    “This new law will allow the state treasurer to get someone’s rightful property to them sooner,” Link said. “We are talking about unclaimed checks that are doing nothing but collecting dust. Now we can work towards getting it to where it can be utilized.”

    The proposal was an initiative of State Treasurer Michael Frerichs who has made it a priority to get unclaimed property where it belongs.

    “This simple step can make a big difference to thousands of families in our state,” Illinois Treasurer Michael Frerichs said. “Cities and other units of local government do not mean to retain this property. This change can relieve a government burden, reduce paperwork, and return money to where it belongs.”

    The legislation passed both chambers with bipartisan support.

  • Link proposes unclaimed property legislation

    link 030916SPRINGFIELD—People who may not have realized they have property sitting at government entities will find out much earlier that their unclaimed property is with the state treasurer waiting to be claimed.

    Senator Terry Link (D-Vernon Hills) has proposed legislation (SB 2783) that would require government entities to report unclaimed property as abandoned after five years instead of seven. This would allow the treasurer to receive the unclaimed property and attempt to alert someone to this nearly two years earlier.

    “For some people it could be a paycheck that got returned to the entity. That would do more good in the hands of the person it belonged to instead of sitting in a vault somewhere,” said Link.

    The legislation would bring government entities in line with private companies in needing to report any unclaimed property as abandoned after five years. After being reported as abandoned it is sent to the state treasurer’s office who maintains all unclaimed property.

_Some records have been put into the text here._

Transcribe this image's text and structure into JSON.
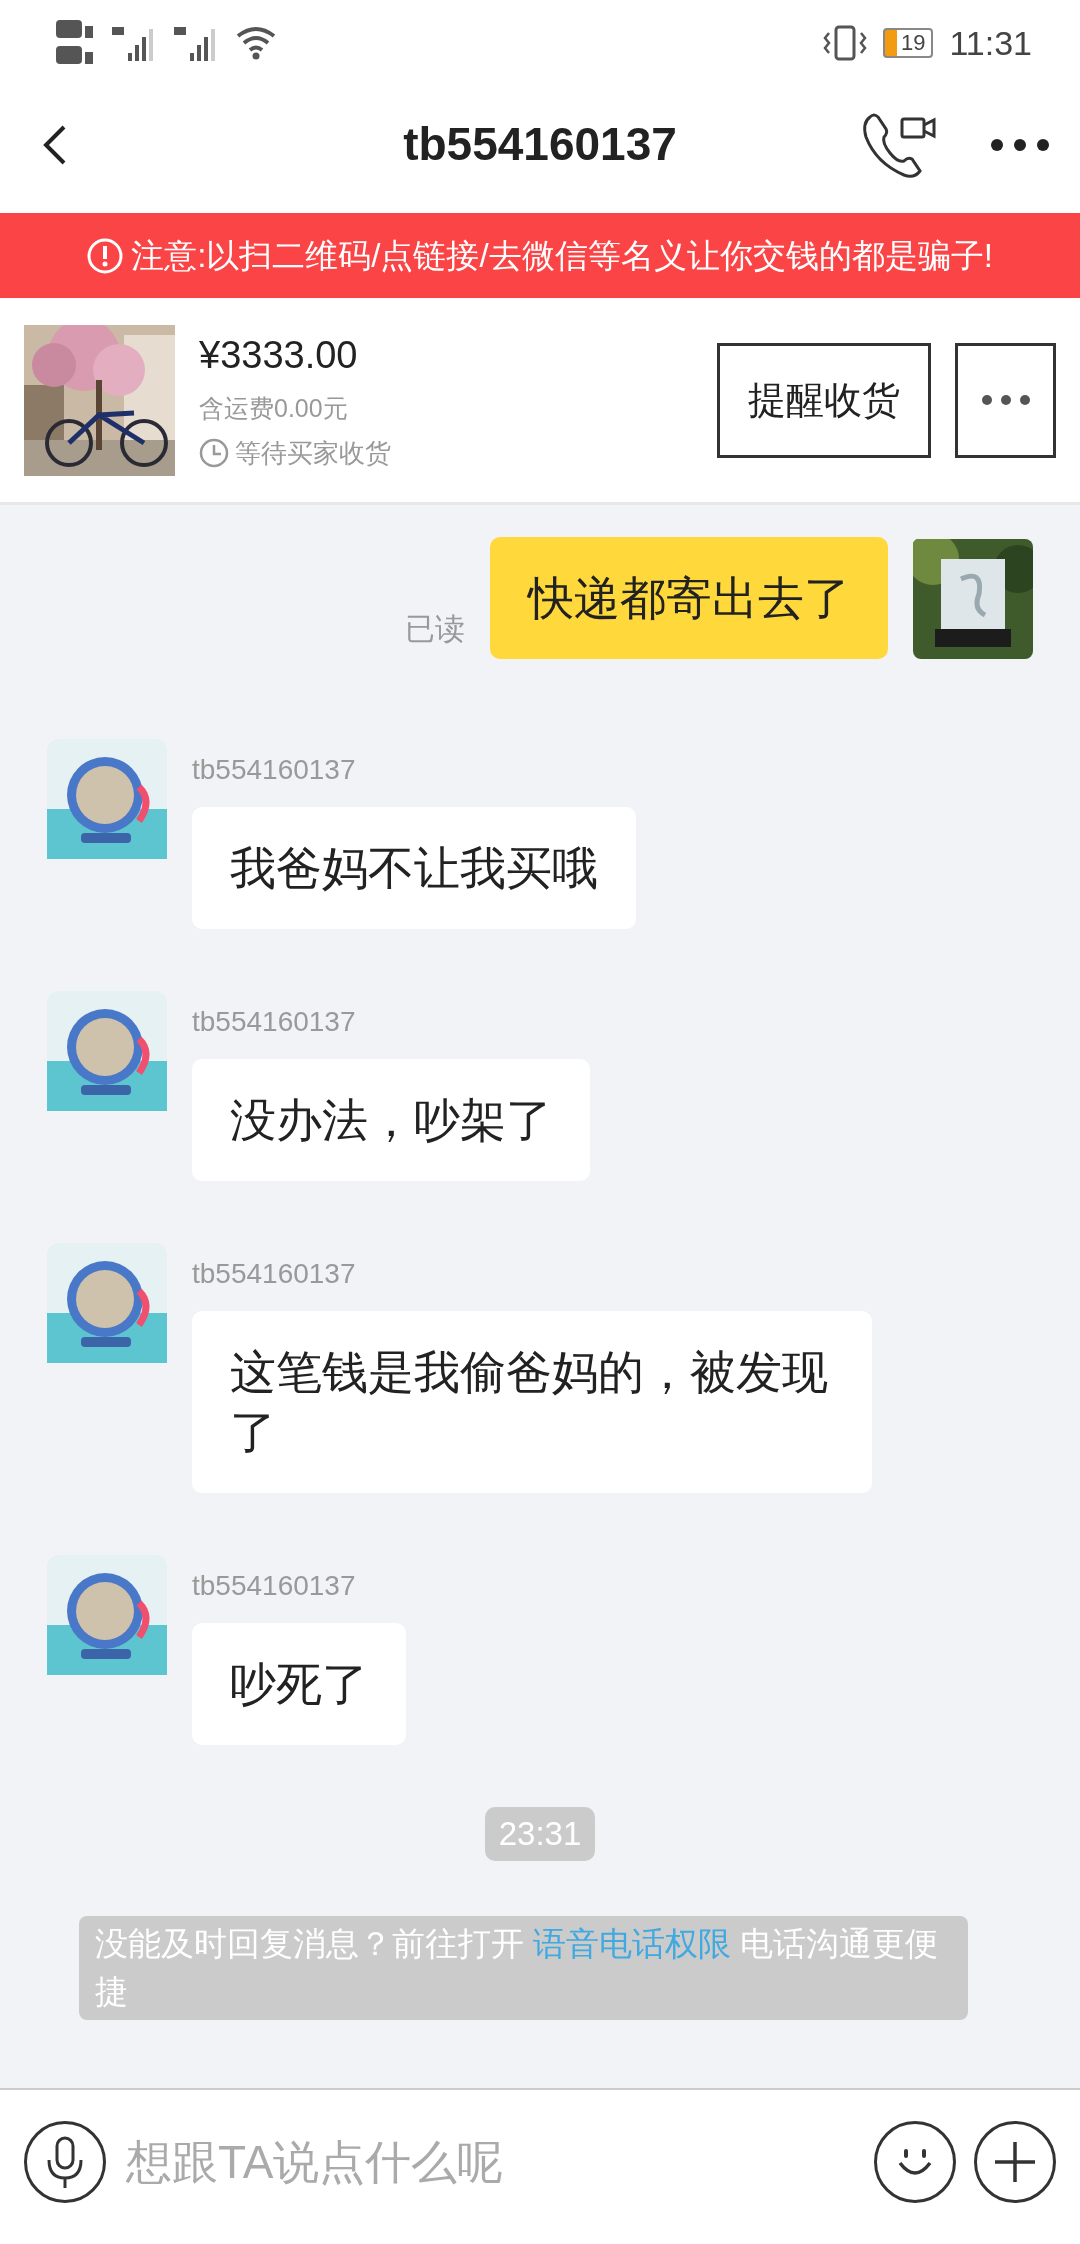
{
  "status_bar": {
    "battery": "19",
    "time": "11:31"
  },
  "header": {
    "title": "tb554160137"
  },
  "warning": "注意:以扫二维码/点链接/去微信等名义让你交钱的都是骗子!",
  "order": {
    "price": "¥3333.00",
    "shipping": "含运费0.00元",
    "status": "等待买家收货",
    "action": "提醒收货"
  },
  "messages": [
    {
      "kind": "sent",
      "text": "快递都寄出去了",
      "receipt": "已读"
    },
    {
      "kind": "received",
      "sender": "tb554160137",
      "text": "我爸妈不让我买哦"
    },
    {
      "kind": "received",
      "sender": "tb554160137",
      "text": "没办法，吵架了"
    },
    {
      "kind": "received",
      "sender": "tb554160137",
      "text": "这笔钱是我偷爸妈的，被发现了"
    },
    {
      "kind": "received",
      "sender": "tb554160137",
      "text": "吵死了"
    }
  ],
  "timestamp": "23:31",
  "notice": {
    "before": "没能及时回复消息？前往打开",
    "link": "语音电话权限",
    "after": "电话沟通更便捷"
  },
  "input": {
    "placeholder": "想跟TA说点什么呢"
  }
}
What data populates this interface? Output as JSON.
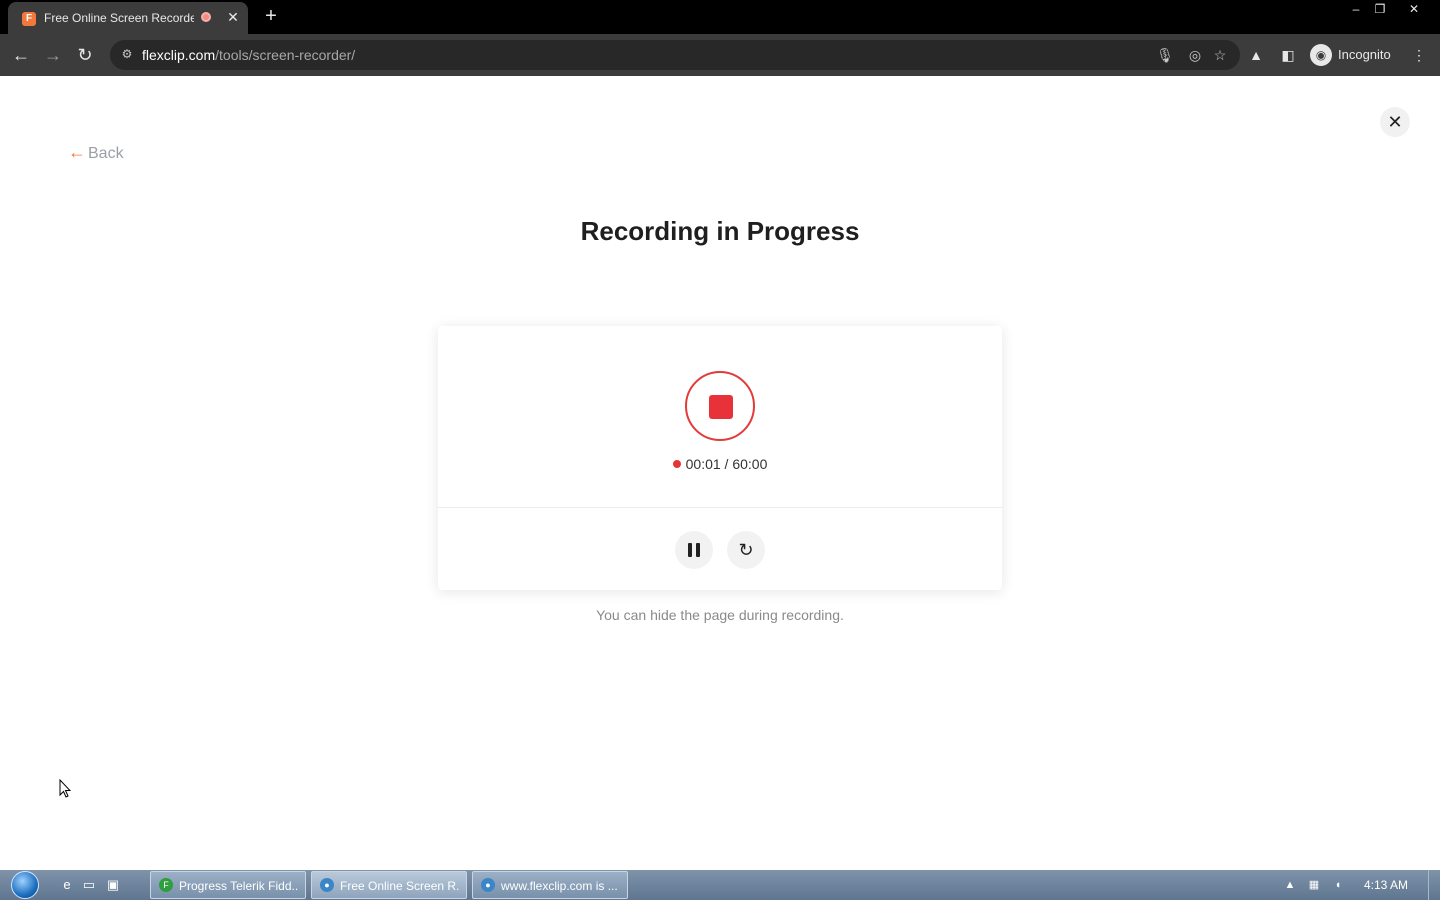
{
  "browser": {
    "tab_title": "Free Online Screen Recorder",
    "favicon_letter": "F",
    "tab_close": "✕",
    "new_tab": "+",
    "url_host": "flexclip.com",
    "url_path": "/tools/screen-recorder/",
    "incognito_label": "Incognito",
    "window_controls": {
      "minimize": "–",
      "restore": "❐",
      "close": "✕"
    },
    "nav": {
      "back": "←",
      "forward": "→",
      "reload": "↻"
    }
  },
  "page": {
    "back_label": "Back",
    "back_arrow": "←",
    "close_glyph": "✕",
    "title": "Recording in Progress",
    "timer_text": "00:01 / 60:00",
    "hint": "You can hide the page during recording.",
    "reset_glyph": "↻"
  },
  "taskbar": {
    "items": [
      {
        "label": "Progress Telerik Fidd...",
        "icon_color": "#2e9e3e"
      },
      {
        "label": "Free Online Screen R...",
        "icon_color": "#3a86c8"
      },
      {
        "label": "www.flexclip.com is ...",
        "icon_color": "#3a86c8"
      }
    ],
    "clock": "4:13 AM"
  },
  "colors": {
    "accent_orange": "#f2783b",
    "record_red": "#e8323a"
  }
}
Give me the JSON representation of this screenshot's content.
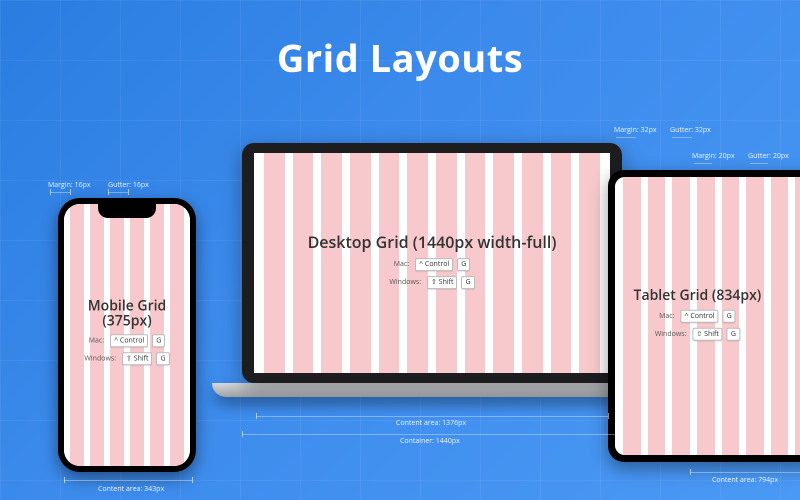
{
  "title": "Grid Layouts",
  "labels": {
    "mac": "Mac:",
    "windows": "Windows:",
    "key_control": "^ Control",
    "key_shift": "⇧ Shift",
    "key_g": "G"
  },
  "devices": {
    "mobile": {
      "title_line1": "Mobile Grid",
      "title_line2": "(375px)",
      "columns": 6,
      "margin_label": "Margin: 16px",
      "gutter_label": "Gutter: 16px",
      "content_area_label": "Content area: 343px"
    },
    "desktop": {
      "title": "Desktop Grid (1440px width-full)",
      "columns": 12,
      "margin_label": "Margin: 32px",
      "gutter_label": "Gutter: 32px",
      "content_area_label": "Content area: 1376px",
      "container_label": "Container: 1440px"
    },
    "tablet": {
      "title": "Tablet Grid (834px)",
      "columns": 8,
      "margin_label": "Margin: 20px",
      "gutter_label": "Gutter: 20px",
      "content_area_label": "Content area: 794px"
    }
  }
}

    If anyone believes they may have unclaimed property, they should go to icash.illinois.gov.